Gateway: with your cable modem’s IP address)

don’t worry about the DNS…

When it’s done change your TCP settings to use DHCP again, without. or with the docsDiag utility. Your speed limit should now be updated.

2. PC NAT Route ♋ Cable Modem

Set your Router not to use DHCP but to use:

IP: (replace with the ISP’s tftp server)


Gateway: 192.168.100. (replace with your cable modem’s IP address)

You’ll now have to configure the Router to send all traffic to your PC. LinkSys does this by configuring your PC for the DMZ setting. Other routers may be different. All that should be needed is to either forward all external traffic to your PC or to make your PC visible to the other side of the firewall.

Configure your PC with a static IP address in a range used by your router. Ex. If your router is at then configure your PC for:




Now add an additional IP address to the TCP settings in your PC:

IP: (replace with the ISP’s tftp server)


don’t worry about the DNS…

This is done because you’ll have to tell your TFTP server to listen to the latter address.

You shouldn’t have to reboot. Place your modified copy of the isrr.bin (replace this with your name) in the tftpd directory. Start tftpd32 server. Go to Settings and set the Security to None. Increase the timeout to 20secs and the Max Retransmit to 6. Choose to translate Unix filenames. Make sure it’s base directory point to where the isrr.bin is. Click Ok.

We now have to start filling the routing tables in the devices with our bogus data. So start pinging your cable modem, the TFTP IP address, and if applicable, your router. Now power off the cable modem and then power it back on. Then immediately start pinging your cable modem until the config file has been transferred. After the traffic lights blink the first time you should see that your tftp server is sending it your file.

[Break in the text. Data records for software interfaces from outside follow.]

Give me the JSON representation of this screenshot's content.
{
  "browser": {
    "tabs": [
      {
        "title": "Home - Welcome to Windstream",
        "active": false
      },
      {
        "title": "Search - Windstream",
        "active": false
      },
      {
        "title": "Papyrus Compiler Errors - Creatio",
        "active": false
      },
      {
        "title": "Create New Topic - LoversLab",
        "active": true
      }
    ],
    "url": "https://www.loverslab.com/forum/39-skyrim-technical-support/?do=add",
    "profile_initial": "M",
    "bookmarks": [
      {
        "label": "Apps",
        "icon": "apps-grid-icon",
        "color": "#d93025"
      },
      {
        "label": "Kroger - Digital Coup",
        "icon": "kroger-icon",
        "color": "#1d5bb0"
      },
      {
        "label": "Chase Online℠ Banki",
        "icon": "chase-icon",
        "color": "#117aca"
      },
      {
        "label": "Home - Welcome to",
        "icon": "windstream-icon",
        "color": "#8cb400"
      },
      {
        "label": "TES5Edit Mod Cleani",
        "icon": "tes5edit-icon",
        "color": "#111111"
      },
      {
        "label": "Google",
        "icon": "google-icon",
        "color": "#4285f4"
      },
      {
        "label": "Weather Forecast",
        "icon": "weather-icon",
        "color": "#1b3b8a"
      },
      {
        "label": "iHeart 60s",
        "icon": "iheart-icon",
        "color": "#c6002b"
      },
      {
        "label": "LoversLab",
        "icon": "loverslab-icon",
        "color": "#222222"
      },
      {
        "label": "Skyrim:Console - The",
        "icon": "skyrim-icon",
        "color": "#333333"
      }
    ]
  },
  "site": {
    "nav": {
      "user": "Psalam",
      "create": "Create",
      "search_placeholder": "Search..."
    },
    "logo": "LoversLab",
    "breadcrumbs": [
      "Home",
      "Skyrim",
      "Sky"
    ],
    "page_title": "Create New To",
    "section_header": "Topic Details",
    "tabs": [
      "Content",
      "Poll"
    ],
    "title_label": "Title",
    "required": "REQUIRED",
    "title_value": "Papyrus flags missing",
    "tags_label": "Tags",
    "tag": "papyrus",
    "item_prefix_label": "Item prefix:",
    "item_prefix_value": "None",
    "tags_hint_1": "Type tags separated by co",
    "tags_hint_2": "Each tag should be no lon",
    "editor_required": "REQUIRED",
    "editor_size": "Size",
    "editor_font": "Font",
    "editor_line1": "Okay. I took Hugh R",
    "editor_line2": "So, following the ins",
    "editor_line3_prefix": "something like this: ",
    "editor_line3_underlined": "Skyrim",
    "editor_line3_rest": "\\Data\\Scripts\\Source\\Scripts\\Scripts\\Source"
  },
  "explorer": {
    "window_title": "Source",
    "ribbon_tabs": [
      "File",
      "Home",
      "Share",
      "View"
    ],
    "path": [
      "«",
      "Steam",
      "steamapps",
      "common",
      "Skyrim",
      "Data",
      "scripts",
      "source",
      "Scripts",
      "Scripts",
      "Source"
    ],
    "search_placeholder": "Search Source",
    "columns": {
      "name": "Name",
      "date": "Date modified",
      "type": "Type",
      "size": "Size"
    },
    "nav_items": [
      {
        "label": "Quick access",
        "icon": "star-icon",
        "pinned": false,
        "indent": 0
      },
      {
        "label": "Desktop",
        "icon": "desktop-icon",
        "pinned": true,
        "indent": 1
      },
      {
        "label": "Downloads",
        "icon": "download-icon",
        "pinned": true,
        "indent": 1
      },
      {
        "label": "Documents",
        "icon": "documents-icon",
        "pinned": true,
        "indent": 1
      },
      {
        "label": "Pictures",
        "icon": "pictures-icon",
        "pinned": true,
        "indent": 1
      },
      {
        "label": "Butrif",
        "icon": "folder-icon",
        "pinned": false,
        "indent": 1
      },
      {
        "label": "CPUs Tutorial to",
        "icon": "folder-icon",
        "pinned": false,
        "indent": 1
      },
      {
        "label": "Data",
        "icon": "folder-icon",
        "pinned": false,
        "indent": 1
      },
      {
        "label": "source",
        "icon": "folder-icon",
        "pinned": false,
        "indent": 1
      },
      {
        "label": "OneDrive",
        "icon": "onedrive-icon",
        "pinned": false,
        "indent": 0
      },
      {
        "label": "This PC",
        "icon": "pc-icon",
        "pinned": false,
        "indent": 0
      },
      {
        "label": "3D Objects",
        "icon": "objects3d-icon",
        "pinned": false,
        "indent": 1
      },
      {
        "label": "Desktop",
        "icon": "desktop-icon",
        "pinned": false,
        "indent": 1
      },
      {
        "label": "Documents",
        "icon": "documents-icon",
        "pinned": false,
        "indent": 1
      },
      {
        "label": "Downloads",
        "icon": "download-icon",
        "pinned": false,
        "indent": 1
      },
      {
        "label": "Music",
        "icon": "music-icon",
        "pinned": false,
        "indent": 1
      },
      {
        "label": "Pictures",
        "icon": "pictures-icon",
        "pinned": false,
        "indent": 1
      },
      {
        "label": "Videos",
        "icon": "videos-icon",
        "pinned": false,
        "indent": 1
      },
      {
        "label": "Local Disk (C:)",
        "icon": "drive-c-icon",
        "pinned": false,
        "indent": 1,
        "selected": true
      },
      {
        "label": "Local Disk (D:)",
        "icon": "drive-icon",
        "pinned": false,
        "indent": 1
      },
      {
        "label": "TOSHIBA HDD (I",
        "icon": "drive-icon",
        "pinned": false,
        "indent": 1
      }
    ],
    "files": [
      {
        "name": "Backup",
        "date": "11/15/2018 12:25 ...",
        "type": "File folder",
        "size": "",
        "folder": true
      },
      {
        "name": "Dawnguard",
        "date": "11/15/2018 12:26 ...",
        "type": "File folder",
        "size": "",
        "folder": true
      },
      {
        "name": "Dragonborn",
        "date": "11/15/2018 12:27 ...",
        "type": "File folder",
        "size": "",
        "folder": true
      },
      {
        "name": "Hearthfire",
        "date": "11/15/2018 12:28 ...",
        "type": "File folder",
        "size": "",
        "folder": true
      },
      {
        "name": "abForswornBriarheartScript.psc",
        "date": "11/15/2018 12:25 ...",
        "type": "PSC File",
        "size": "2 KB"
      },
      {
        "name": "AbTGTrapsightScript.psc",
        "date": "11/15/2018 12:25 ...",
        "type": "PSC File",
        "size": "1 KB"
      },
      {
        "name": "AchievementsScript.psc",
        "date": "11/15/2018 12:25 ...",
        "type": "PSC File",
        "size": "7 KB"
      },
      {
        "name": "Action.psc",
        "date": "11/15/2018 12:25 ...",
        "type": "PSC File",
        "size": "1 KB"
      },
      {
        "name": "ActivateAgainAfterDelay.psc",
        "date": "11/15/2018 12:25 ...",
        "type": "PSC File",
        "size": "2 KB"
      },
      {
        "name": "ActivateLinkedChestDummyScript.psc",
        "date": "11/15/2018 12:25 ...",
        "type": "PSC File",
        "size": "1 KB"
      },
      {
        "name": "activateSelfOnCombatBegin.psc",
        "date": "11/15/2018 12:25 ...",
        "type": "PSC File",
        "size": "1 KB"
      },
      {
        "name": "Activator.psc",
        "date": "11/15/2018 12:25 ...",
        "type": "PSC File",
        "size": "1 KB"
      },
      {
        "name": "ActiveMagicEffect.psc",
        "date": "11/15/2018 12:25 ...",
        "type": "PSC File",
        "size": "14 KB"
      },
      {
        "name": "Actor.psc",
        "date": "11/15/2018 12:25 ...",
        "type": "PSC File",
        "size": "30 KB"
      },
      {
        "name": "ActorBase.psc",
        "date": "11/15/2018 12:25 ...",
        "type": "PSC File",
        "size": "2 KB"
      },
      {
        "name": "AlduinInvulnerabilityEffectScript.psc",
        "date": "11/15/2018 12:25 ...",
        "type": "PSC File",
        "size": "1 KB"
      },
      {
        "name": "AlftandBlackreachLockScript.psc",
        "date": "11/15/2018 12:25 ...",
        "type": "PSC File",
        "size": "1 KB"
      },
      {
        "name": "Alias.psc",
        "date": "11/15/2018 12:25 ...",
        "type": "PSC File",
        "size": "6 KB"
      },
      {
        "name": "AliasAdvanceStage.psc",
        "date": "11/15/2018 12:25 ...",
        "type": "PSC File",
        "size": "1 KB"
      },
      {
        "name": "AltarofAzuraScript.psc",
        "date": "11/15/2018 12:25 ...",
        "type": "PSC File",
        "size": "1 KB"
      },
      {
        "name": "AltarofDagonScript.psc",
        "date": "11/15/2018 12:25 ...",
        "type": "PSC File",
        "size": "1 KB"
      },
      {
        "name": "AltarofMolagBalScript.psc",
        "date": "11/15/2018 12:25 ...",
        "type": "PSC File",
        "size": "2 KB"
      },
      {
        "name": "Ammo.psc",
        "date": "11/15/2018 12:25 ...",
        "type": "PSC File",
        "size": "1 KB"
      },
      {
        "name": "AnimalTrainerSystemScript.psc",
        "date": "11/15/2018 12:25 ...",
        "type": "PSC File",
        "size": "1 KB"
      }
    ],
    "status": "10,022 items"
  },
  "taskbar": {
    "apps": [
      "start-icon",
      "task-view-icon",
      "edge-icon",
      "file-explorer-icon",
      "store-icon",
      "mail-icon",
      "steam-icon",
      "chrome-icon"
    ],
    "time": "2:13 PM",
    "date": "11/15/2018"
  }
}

Now reconfigure your Router for DHCP, and then reconfigure your PC to DHCP. It should now work as expected.